++++ DATA TO EXAMINE ++++
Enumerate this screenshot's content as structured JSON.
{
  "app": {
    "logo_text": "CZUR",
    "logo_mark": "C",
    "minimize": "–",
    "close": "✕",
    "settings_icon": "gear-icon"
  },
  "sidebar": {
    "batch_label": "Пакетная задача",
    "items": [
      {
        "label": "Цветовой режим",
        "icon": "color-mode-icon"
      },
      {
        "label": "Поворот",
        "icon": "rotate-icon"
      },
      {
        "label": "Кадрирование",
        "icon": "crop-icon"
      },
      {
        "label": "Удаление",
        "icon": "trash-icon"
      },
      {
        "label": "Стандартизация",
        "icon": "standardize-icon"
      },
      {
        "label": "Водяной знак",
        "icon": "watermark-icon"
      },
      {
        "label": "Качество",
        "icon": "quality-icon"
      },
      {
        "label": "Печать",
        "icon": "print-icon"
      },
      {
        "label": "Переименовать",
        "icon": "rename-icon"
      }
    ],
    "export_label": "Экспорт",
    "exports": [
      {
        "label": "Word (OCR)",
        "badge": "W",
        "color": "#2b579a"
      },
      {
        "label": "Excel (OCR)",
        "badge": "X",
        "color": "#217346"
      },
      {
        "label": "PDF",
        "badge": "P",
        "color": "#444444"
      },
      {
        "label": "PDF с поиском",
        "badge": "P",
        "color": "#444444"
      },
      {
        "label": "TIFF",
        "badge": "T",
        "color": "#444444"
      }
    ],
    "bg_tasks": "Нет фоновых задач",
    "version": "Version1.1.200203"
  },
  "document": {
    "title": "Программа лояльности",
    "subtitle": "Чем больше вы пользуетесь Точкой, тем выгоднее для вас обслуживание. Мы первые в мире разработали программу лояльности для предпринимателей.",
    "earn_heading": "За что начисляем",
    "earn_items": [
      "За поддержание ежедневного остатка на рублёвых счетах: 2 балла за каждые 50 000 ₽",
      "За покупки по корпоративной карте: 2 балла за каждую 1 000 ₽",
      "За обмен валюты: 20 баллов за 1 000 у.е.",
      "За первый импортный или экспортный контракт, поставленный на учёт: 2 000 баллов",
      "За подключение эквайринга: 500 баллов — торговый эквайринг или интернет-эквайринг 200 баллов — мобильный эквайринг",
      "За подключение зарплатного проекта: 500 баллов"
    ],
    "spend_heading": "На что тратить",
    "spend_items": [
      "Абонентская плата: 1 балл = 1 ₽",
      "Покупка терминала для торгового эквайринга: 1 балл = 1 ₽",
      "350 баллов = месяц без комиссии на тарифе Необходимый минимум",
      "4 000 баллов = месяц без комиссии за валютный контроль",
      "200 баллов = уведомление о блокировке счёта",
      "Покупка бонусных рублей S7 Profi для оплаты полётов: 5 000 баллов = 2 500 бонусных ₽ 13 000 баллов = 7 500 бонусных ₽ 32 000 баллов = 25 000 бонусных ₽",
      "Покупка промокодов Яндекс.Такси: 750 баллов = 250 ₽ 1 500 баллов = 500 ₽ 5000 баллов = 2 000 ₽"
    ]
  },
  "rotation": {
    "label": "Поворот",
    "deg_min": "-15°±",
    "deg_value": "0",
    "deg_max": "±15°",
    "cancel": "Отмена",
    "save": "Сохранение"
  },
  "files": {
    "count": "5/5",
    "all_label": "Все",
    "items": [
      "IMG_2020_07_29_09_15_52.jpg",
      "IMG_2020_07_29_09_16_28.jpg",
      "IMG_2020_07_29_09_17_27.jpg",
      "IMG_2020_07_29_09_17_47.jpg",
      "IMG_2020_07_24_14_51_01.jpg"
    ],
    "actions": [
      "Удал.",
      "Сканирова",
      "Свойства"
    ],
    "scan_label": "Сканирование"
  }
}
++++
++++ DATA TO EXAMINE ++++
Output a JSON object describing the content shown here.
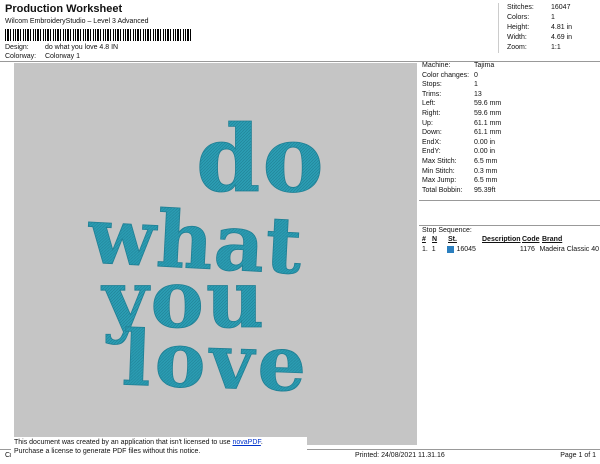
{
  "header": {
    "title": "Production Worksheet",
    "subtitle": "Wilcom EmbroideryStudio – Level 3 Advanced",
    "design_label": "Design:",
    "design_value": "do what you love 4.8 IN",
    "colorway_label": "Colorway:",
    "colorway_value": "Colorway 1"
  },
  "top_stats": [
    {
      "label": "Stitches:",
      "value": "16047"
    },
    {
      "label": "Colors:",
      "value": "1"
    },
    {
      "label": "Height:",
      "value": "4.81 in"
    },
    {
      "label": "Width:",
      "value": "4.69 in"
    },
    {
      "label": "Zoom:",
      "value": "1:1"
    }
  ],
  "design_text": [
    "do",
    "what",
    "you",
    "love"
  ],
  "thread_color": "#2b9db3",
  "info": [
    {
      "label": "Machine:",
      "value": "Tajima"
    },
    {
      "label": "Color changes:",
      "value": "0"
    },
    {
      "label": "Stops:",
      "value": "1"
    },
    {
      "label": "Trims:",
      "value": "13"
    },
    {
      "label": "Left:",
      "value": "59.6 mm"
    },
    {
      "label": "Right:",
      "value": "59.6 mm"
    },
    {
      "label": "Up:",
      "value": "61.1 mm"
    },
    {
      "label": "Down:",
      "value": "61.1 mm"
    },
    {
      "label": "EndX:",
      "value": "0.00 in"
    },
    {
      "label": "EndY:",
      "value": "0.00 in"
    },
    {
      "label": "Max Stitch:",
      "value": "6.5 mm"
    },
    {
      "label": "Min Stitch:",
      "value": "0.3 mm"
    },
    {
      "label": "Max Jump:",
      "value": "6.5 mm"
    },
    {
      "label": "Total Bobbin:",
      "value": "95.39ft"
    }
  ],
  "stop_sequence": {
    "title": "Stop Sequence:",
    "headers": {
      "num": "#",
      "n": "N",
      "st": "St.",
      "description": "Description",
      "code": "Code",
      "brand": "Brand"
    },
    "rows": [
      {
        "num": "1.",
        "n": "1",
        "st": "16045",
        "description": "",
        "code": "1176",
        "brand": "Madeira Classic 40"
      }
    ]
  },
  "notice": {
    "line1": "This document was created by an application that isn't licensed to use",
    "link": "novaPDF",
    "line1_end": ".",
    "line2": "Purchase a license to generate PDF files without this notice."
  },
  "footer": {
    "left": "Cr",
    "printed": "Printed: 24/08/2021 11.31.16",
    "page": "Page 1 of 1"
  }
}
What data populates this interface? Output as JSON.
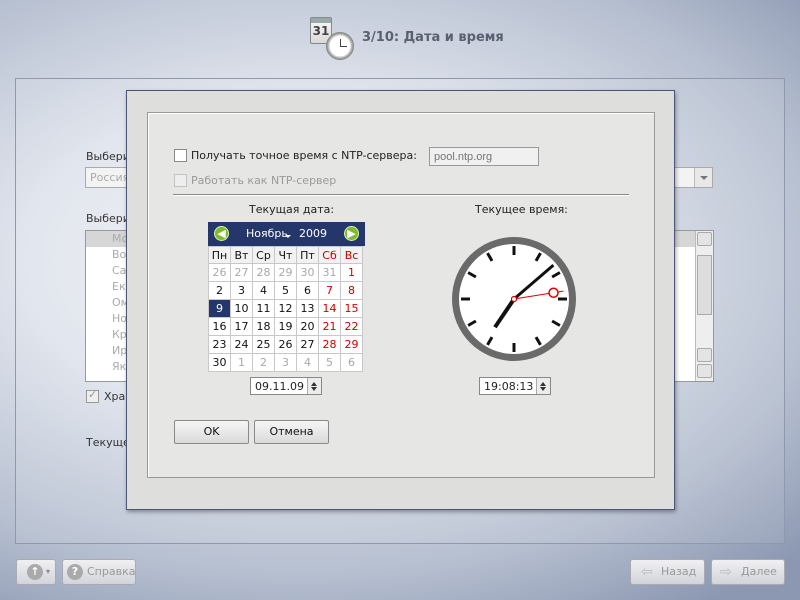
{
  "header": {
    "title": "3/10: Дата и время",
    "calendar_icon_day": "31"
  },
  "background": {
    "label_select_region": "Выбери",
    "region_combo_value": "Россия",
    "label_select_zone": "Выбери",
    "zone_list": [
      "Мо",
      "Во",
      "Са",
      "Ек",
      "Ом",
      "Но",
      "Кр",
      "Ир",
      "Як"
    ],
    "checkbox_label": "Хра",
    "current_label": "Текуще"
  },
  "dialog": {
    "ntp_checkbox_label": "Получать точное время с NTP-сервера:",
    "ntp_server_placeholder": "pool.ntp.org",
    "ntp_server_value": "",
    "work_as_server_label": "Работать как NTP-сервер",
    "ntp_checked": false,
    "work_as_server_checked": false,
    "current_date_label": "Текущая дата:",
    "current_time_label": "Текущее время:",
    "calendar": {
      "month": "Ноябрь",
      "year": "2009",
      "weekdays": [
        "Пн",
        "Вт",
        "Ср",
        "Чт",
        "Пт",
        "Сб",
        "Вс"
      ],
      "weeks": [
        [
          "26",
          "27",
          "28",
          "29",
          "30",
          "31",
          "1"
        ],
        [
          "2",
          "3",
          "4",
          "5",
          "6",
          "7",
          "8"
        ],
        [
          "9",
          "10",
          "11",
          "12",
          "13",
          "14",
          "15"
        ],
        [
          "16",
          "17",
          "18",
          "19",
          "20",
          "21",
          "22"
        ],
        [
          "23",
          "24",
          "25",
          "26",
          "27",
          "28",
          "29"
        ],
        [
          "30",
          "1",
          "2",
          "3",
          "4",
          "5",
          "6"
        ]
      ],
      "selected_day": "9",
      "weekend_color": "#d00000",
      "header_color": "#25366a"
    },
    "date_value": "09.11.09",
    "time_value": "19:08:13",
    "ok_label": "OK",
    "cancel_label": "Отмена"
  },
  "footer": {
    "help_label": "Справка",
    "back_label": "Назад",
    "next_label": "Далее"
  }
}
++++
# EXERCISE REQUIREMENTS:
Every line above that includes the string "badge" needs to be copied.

# PROBLEM SOLUTION:
        "badge": "W",
        "badge": "X",
        "badge": "P",
        "badge": "P",
        "badge": "T",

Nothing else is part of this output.